With ASCO data tallied, Bristol-Myers loses ground to Merck in I-O field

If Bristol-Myers Squibb needed more evidence to suggest it had lost the immuno-oncology lead to Merck & Co., it got it at the American Society of Clinical Oncology meeting.
Thanks to a raft of promising Keytruda results—in tandem with Incyte IDO inhibitor epacadostat, in certain high-risk breast cancers and in combination with chemo in lung cancer, to name a few—multiple industry watchers crowned the New Jersey pharma giant the I-O field’s weekend victor.
Moody’s, for one, released a report declaring Merck among the three drugmakers most likely to benefit from their ASCO showings. Leerink Partners analyst Seamus Fernandez wrote in a note to clients that Merck had “clearly won the battle of small datasets” at the conference.
And Barron’s put out a post-ASCO article asking, “Is Bristol-Myers falling behind?,” noting that “investor perception today may be that competitors have caught up with the company’s progress” and that “in the near-term the fight is uphill” for Merck’s main rival.
Bristol, meanwhile, didn’t impress investors with its two-year survival update on its Opdivo-Yervoy one-two punch in first-line lung cancer. Data showed “similar results” between the combo-treated group and the Opdivo-only arm, and in patients with levels of PD-L1 expression at 50% or higher, “the results are actually better with monotherapy,” Credit Suisse analyst Vamil Divan wrote to clients Saturday.
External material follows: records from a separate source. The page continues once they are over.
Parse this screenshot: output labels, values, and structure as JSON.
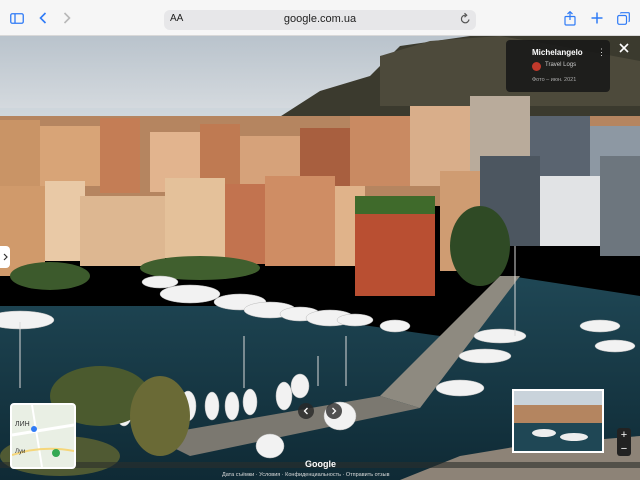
{
  "browser": {
    "reader_aa": "AA",
    "url": "google.com.ua"
  },
  "icons": {
    "sidebar": "sidebar-icon",
    "back": "chevron-left-icon",
    "forward": "chevron-right-icon",
    "reload": "reload-icon",
    "share": "share-icon",
    "new_tab": "plus-icon",
    "tabs": "tabs-icon",
    "close": "close-icon",
    "menu": "kebab-menu-icon"
  },
  "info_card": {
    "title": "Michelangelo",
    "source": "Travel Logs",
    "date": "Фото – июн. 2021"
  },
  "minimap": {
    "label_top": "ЛИН",
    "label_bottom": "Луи"
  },
  "zoom": {
    "plus": "+",
    "minus": "−"
  },
  "google_logo": "Google",
  "footer": "Дата съёмки · Условия · Конфиденциальность · Отправить отзыв",
  "colors": {
    "accent": "#2f7bf6",
    "water": "#1a3c4a",
    "sky": "#d8e0e6",
    "buildings": "#c9874f",
    "hillside": "#3b3a2e",
    "card_bg": "#181818"
  }
}
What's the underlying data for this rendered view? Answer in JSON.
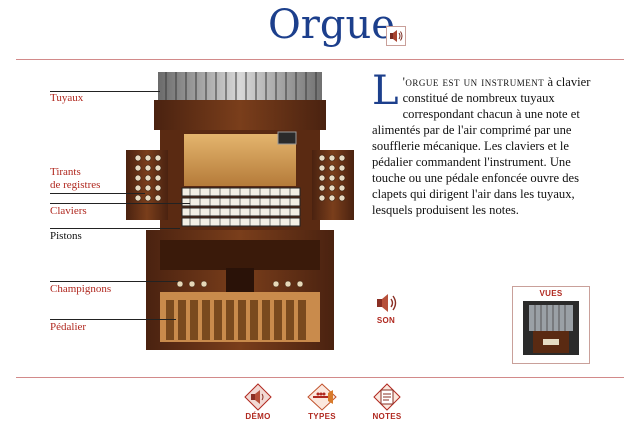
{
  "header": {
    "title": "Orgue"
  },
  "labels": {
    "tuyaux": "Tuyaux",
    "tirants_line1": "Tirants",
    "tirants_line2": "de registres",
    "claviers": "Claviers",
    "pistons": "Pistons",
    "champignons": "Champignons",
    "pedalier": "Pédalier"
  },
  "description": {
    "dropcap": "L",
    "lead": "'orgue est un instrument",
    "body": "à clavier constitué de nombreux tuyaux correspondant chacun à une note et alimentés par de l'air comprimé par une soufflerie mécanique. Les claviers et le pédalier commandent l'instrument. Une touche ou une pédale enfoncée ouvre des clapets qui dirigent l'air dans les tuyaux, lesquels produisent les notes."
  },
  "son": {
    "label": "SON"
  },
  "vues": {
    "label": "VUES"
  },
  "nav": [
    {
      "label": "DÉMO"
    },
    {
      "label": "TYPES"
    },
    {
      "label": "NOTES"
    }
  ],
  "colors": {
    "accent_red": "#b0281f",
    "title_blue": "#1c3f8c",
    "rule": "#d28a8a",
    "wood": "#6b3416"
  }
}
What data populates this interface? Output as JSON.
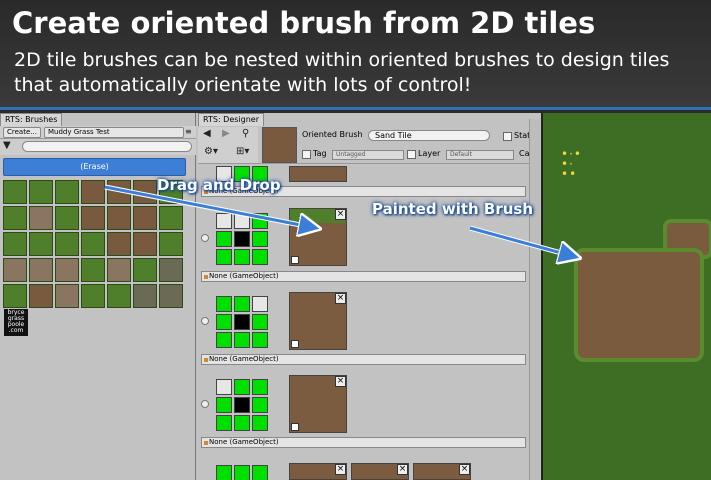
{
  "header": {
    "title": "Create oriented brush from 2D tiles",
    "subtitle": "2D tile brushes can be nested within oriented brushes to design tiles that automatically orientate with lots of control!"
  },
  "brushes_window": {
    "tab": "RTS: Brushes",
    "create_label": "Create...",
    "dropdown_label": "Muddy Grass Test",
    "erase_label": "(Erase)",
    "logo_text": "bryce grass poole .com"
  },
  "designer_window": {
    "tab": "RTS: Designer",
    "brush_type_label": "Oriented Brush",
    "brush_name": "Sand Tile",
    "static_label": "Static",
    "tag_label": "Tag",
    "tag_value": "Untagged",
    "layer_label": "Layer",
    "layer_value": "Default",
    "category_label": "Cate",
    "gameobject_field": "None (GameObject)"
  },
  "callouts": {
    "drag_and_drop": "Drag and Drop",
    "painted_with_brush": "Painted with Brush"
  },
  "colors": {
    "accent_blue": "#2f6fb8",
    "orientation_green": "#00e000",
    "grass": "#4f7f2b",
    "dirt": "#7b5b3d"
  }
}
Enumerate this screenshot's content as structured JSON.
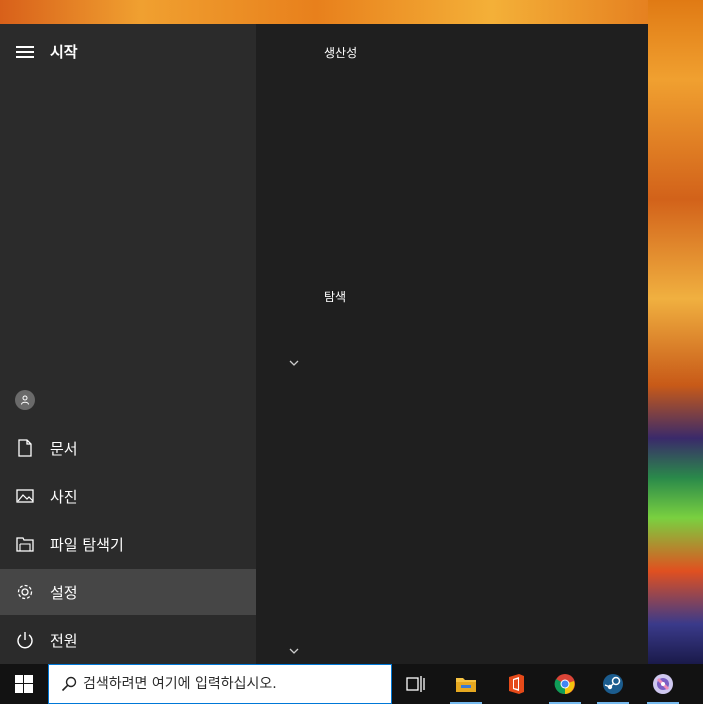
{
  "start_menu": {
    "title": "시작",
    "nav": {
      "documents": "문서",
      "pictures": "사진",
      "file_explorer": "파일 탐색기",
      "settings": "설정",
      "power": "전원"
    },
    "groups": [
      {
        "title": "생산성"
      },
      {
        "title": "탐색"
      }
    ]
  },
  "taskbar": {
    "search_placeholder": "검색하려면 여기에 입력하십시오.",
    "pinned_apps": [
      "task-view-icon",
      "file-explorer-icon",
      "office-icon",
      "chrome-icon",
      "steam-icon",
      "app-icon"
    ]
  },
  "colors": {
    "accent": "#0078d7",
    "menu_left": "#2b2b2b",
    "menu_right": "#1f1f1f",
    "active_item": "#464646",
    "taskbar": "#121212",
    "running_indicator": "#76b9ed"
  }
}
Opdivo, the first PD-1/PD-L1 med to jump into the all-important lung cancer space, once held the favor of investors and analysts alike. But things took a turn last summer when Bristol announced its superstar had flopped a phase 3 monotherapy trial in first-line lung cancer. Keytruda went on to succeed on its own and snag an indication, turning attention to the first-line lung cancer combo battle.
Once again, Merck prevailed, surprising the markets with an early filing for a marriage of Keytruda and chemo. Bristol, in contrast, passed on the chance to file its Opdivo combo—which pairs the med with Yervoy—instead tweaking its study to delay results.
That’s not to say that Bristol hasn’t had its recent wins—or that it didn’t turn out any positive ASCO data of its own. BMS, which went into the meeting fresh off an FDA priority review designation in liver cancer, announced positive phase 2 results for the Opdivo-Yervoy combo in hard-to-treat mesothelioma, a disease BMS’ oncology development head, Fouad Namouni, said was once referred to as a “graveyard of drug development.”
The company has also forayed into trials with new immuno-oncology targets, producing LAG-3 data that “looked interesting,” Divan pointed out.
“We think it’s clear that Bristol is doing some genuinely interesting science and taking worthwhile risks with next-gen agents like LAG3, IDO and GITR that could meaningfully pay off down the road,” Barclays’ analyst Geoff Meacham added in his own investor note.
And while Moody’s does see Keytruda “surpassing” Opdivo “within the next several quarters,” it noted that “the longer-term outlook for Opdivo is still strong based on numerous studies underway in a variety of cancers.”
Still, though, analysts have their questions, especially surrounding the lung cancer performance.
“Without question, there is more to Bristol’s investment case than just front-line lung, but the lack of clarity on how it will get to participate in this important market segment over the intermediate term outweighs the otherwise impressive discovery and translational efforts,” Meacham wrote.